Thermal Management of Microelectronic Equipment
5 Pool Boiling
From the viewpoint of thermodynamics, when a body of fluid in the purely liquid phase is heated at a constant pressure, its temperature and volume will both increase, as reflected in the line from A to B in Figure 5.1. Point B represents the maximum temperature and volume of saturated liquid at the given pressure, and between points B and C, any additional heat added to the system results in a change from the liquid phase to the vapor phase. In this region, liquid and vapor phases coexist in equilibrium. The amount of heat required to convert a unit of mass from liquid to vapor is called the latent heat of vaporization hfg (= hg - hf), where hg and hf are the enthalpy of saturated vapor and liquid, respectively. In this region, the addition of heat increases the vapor fraction and the volume of the mixture; however, the temperature of the two-phase mixture still remains at the saturation temperature. At point C, all the liquid has vaporized, and the vapor is now referred to as saturated vapor. Further heating will result in a temperature rise of the vapor (superheated vapor) along the constant-pressure line.

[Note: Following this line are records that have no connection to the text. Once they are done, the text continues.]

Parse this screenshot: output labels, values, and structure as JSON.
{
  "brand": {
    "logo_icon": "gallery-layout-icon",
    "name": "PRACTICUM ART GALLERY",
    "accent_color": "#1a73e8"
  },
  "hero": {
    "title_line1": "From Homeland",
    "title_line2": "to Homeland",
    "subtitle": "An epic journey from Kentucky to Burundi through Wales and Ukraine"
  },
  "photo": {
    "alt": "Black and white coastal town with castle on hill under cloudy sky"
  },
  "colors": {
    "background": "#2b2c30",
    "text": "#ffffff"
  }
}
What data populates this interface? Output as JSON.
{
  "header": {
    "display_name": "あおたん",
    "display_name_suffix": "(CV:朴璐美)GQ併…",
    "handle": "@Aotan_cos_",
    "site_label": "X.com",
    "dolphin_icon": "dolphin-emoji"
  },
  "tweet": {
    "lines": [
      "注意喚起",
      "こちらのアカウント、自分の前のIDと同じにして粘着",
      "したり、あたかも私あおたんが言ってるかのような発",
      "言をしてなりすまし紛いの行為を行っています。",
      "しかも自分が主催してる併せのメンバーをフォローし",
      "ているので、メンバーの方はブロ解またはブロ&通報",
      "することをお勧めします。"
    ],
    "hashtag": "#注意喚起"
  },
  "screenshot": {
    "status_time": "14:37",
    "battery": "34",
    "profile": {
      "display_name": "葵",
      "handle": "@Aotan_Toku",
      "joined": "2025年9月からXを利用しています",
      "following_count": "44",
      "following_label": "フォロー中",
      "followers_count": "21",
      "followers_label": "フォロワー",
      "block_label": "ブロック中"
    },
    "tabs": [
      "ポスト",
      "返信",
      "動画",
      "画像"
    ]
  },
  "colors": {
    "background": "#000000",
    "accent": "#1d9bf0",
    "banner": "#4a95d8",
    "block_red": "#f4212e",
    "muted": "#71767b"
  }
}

Boiling is the process of evaporation associated with vapor bubbles in liquid. The change of phase from liquid to vapor is caused by heat transfer or by pressure changes. The two basic types of boiling are pool boiling and flow boiling. The former is boiling on heated surfaces submerged in a pool of stationary liquid, while the latter is boiling on the surface of a flowing stream of liquid. Boiling can also be classified according to the liquid temperature, into subcooling boiling, in which the bulk fluid temperature is below the saturation temperature; and saturated boiling, in which the bulk fluid temperature is uniformly at the saturation temperature.